WHAT THE TASK ASKS: The answer must be every line from the entries below that contains "data".

***** MATERIAL SUPPLIED

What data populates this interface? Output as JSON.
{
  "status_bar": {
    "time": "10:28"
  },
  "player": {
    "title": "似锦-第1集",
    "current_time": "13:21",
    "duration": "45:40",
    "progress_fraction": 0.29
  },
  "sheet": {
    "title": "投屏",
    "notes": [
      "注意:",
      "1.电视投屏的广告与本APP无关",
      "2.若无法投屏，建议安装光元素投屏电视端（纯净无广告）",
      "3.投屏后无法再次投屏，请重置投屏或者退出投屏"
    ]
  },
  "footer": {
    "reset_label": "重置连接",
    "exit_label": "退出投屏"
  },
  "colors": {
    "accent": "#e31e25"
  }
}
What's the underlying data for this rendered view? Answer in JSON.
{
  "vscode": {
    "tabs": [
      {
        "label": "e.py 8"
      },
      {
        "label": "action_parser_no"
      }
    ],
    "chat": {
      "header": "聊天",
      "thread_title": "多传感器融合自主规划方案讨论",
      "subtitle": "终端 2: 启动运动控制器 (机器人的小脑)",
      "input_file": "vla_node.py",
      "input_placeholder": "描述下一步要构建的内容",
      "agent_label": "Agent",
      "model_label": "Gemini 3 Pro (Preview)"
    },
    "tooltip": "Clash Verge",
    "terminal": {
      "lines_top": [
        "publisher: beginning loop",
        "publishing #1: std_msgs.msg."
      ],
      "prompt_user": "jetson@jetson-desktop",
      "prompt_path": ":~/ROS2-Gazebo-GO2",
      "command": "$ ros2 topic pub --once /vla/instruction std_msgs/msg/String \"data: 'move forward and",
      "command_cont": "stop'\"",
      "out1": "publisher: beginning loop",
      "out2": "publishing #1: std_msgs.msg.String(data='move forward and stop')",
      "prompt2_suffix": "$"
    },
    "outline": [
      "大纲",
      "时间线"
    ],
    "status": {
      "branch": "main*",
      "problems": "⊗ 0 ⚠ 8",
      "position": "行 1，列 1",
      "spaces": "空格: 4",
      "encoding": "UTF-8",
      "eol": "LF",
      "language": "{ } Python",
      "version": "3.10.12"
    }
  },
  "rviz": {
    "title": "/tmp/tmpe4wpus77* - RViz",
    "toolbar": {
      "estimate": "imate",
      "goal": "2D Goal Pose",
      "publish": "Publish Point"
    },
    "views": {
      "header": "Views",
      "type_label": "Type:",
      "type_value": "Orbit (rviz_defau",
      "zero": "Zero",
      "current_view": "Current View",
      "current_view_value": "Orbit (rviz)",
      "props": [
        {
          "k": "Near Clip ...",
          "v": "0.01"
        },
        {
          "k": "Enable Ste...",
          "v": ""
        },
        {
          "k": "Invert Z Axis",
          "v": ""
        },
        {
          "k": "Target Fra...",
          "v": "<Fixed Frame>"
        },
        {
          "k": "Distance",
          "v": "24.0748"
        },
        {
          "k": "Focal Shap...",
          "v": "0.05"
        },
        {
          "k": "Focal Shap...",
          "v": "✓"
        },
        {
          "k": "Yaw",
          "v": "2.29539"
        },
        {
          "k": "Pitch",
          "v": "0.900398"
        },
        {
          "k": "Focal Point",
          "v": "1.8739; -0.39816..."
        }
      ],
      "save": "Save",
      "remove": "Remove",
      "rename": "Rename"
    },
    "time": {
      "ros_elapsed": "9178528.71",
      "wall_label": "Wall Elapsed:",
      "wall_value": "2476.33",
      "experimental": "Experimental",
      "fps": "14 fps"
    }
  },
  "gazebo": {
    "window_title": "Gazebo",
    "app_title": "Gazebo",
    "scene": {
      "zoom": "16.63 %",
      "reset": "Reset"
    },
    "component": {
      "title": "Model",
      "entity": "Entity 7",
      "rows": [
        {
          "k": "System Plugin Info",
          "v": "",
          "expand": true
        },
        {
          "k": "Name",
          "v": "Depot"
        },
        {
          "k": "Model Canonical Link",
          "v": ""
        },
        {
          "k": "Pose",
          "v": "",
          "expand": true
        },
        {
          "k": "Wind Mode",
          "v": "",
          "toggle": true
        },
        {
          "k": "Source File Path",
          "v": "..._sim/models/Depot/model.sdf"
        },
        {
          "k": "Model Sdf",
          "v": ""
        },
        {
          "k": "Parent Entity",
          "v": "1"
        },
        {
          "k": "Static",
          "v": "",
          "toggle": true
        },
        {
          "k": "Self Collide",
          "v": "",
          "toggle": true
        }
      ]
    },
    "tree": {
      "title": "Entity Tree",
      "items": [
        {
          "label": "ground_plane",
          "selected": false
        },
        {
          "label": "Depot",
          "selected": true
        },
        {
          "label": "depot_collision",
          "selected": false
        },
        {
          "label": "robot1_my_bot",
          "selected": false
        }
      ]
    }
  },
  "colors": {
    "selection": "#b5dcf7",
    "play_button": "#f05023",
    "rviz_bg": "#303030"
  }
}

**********

TASK RESULT:
What data populates this interface? Output as JSON.
What's the underlying data for this rendered view? Answer in JSON.
      "command": "$ ros2 topic pub --once /vla/instruction std_msgs/msg/String \"data: 'move forward and",
      "out2": "publishing #1: std_msgs.msg.String(data='move forward and stop')",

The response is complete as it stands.